The ultimate Shaw actor, Ku Feng, does an extraordinary job of making Duobo seem to be an otherwise upright person who turned drug smuggler to help make ends meet; he is practically a mentor to the farmer's son, so when he lets Yezhuangzi take the bum rap (mere minutes after getting the kid a hooker!), this predictable turn is given a special texture through Ku Feng's nuanced acting.
The rest of the cast provide equally strong support to the leads, including [the recently deceased] Ou Yang Sha Fei in her finely-tuned portrayal of a stage mother. (Some will debate it, but I'll contend she's the real villain in this story.)
Though RoF is only a drama, there are a couple of martial arts scenes included here; they're choreographed by Yuen Woo-ping and Yeun Cheung Yan. Danny Lee and Ku Feng do the work very capably, both of them showing a lot of athleticism that's all the more astounding when you see everything Ku Feng does.
As always, IVL's DVD has the nice anamorphic Shawscope picture, good audio (in Mandarin), passable English subs and the typical special features.
The brevity of the film doesn't hamper what is a well-told story that exhibits no signs of being padded out. The drama was riveting enough that I did not find myself constantly watching the time or twiddling my thumbs while waiting for the fighting! Fans of Shaw martial arts films who've considered buying any of the other genre movies they did won't go wrong if they start with this one.
Highly recommended by Brother Fang!

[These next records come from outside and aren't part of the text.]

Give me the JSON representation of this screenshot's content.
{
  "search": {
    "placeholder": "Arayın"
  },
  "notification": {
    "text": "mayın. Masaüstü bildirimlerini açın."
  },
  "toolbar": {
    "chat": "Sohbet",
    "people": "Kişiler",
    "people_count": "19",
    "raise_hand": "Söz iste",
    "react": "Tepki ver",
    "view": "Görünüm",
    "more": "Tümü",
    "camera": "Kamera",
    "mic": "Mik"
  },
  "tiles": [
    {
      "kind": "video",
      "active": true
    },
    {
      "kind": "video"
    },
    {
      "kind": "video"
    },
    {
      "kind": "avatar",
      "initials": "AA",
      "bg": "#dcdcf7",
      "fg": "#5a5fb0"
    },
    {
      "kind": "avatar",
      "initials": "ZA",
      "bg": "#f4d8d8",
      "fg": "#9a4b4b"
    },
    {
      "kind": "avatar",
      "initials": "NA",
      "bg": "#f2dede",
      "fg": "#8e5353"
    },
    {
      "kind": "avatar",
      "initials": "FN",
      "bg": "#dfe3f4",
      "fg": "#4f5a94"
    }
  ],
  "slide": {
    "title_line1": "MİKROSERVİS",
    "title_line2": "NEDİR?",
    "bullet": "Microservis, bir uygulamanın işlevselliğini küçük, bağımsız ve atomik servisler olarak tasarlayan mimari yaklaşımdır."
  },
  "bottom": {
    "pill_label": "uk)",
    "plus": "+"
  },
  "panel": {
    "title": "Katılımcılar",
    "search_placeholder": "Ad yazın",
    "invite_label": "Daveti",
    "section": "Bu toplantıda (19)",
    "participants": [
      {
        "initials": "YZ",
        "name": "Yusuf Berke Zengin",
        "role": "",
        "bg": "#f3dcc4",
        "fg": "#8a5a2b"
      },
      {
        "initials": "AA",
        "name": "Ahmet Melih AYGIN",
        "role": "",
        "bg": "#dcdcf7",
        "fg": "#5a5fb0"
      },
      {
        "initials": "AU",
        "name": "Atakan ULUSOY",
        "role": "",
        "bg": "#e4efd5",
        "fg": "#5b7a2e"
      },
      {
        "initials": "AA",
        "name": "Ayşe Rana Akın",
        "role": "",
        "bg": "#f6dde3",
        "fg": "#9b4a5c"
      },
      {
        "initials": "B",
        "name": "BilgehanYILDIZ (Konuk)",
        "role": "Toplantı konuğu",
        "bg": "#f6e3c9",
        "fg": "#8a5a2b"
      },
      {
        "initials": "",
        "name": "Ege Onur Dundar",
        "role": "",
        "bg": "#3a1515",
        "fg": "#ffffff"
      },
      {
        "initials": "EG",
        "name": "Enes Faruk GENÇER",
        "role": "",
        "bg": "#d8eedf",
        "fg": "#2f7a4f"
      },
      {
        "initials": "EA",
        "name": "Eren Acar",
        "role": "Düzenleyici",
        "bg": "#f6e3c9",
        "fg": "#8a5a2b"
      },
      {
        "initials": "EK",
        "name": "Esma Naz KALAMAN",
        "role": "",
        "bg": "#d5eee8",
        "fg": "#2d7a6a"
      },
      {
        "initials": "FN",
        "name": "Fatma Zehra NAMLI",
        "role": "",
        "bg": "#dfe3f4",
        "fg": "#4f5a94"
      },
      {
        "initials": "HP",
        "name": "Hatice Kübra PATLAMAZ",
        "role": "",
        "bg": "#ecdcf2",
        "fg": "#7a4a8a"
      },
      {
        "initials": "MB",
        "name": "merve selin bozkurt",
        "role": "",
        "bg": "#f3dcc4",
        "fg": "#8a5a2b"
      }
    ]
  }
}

Keeping it trivial....
Fang Shih-yu, Shaolin Temple.
P.S. - Purchase it from Play-Asia by clicking on here.